Mediators will help you identify the issues you can’t agree on and help you to try and reach agreement.

Mediators are impartial and will not take sides. They will usually recommend that you obtain legal advice alongside the mediation process.

How does mediation work?

Mediation is a voluntary process. Mediators listen to you to help you make choices and decisions about the best way forward. You will probably have a number of sessions with the mediator (usually 3-5 one to two hour sessions).

You may contact the mediator directly or your solicitor may refer you.

The MIAM (Mediation Information and Assessment Meeting)

Although mediation is a voluntary process, since April 2011 it has been a requirement that anyone wanting to make an application to the Court should attend an initial meeting (called a MIAM) with a mediator to find out about mediation and other non-Court options.

If you decide not to mediate, the mediator will sign a certificate to attach to your application to the Court as evidence that mediation has been considered.

If you decide mediation may assist you in reaching a resolution, further meetings will be scheduled.

Between meetings, you may wish to consult with your solicitor.
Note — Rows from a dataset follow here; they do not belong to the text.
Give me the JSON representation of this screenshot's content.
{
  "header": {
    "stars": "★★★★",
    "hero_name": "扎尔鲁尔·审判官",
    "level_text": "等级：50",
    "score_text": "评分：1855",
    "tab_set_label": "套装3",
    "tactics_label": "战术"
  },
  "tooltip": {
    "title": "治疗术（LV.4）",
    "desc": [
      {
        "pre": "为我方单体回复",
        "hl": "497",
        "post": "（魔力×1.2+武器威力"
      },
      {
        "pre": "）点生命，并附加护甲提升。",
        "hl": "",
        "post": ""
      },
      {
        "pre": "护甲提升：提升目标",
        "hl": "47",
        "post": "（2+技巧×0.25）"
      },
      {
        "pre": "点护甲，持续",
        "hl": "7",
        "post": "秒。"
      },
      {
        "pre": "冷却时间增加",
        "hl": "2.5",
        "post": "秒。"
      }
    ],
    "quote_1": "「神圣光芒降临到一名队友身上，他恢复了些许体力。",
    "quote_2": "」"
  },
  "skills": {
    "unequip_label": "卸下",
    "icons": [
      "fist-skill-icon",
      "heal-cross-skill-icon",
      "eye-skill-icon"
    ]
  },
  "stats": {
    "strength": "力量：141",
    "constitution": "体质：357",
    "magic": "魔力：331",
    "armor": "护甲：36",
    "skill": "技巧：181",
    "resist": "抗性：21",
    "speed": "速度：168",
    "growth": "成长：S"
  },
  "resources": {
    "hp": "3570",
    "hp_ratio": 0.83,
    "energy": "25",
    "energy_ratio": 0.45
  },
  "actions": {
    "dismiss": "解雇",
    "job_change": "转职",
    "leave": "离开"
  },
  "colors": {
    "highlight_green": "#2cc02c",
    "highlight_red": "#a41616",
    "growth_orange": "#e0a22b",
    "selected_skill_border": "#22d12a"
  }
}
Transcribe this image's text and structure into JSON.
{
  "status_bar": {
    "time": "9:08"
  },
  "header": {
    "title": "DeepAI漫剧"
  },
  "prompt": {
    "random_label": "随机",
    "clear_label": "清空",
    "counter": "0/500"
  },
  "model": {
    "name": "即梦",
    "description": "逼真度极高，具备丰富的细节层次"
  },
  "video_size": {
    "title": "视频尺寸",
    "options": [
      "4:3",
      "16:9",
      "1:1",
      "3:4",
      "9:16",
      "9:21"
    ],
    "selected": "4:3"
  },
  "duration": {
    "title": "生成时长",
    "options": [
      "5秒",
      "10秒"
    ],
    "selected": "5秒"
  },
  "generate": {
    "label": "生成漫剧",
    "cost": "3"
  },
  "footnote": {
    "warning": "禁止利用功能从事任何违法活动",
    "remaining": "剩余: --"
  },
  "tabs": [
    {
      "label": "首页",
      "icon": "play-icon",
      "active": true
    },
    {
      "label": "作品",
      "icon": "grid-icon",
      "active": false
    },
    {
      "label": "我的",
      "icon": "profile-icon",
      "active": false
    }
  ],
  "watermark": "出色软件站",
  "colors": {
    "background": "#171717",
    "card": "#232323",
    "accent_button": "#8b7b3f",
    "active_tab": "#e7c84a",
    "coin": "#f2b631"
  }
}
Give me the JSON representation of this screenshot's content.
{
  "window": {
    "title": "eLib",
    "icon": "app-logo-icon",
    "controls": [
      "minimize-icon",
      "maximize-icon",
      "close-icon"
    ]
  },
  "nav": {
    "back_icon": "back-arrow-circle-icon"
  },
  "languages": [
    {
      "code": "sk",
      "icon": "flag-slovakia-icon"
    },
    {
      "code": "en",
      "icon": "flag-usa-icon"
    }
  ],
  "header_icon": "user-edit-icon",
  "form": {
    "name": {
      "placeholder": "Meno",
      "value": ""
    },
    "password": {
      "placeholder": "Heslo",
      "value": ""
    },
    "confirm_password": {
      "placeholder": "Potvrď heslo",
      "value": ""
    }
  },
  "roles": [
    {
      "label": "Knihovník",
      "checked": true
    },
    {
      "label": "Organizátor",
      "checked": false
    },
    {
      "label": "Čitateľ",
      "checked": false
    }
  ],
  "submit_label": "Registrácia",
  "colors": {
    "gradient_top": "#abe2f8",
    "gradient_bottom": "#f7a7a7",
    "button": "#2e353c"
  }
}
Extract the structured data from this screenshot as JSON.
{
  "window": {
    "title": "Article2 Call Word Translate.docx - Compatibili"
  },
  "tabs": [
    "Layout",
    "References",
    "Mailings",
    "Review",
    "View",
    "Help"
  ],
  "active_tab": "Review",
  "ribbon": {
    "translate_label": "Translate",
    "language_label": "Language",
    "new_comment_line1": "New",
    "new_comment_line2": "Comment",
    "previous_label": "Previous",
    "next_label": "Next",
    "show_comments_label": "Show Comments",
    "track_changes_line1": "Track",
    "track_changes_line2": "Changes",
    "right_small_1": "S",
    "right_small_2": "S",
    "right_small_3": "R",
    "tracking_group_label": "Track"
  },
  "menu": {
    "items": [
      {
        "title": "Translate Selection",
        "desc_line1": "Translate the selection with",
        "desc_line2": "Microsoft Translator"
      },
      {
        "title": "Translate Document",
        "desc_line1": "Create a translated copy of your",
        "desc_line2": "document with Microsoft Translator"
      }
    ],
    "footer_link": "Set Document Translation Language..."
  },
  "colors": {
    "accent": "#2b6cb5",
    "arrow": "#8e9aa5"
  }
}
If you are able to reach a resolution, the mediator will prepare a summary of that agreement and a summary of financial information which will be sent to each of you to discuss with your solicitors.  The summary can then be converted into a Court order for approval by a District Judge.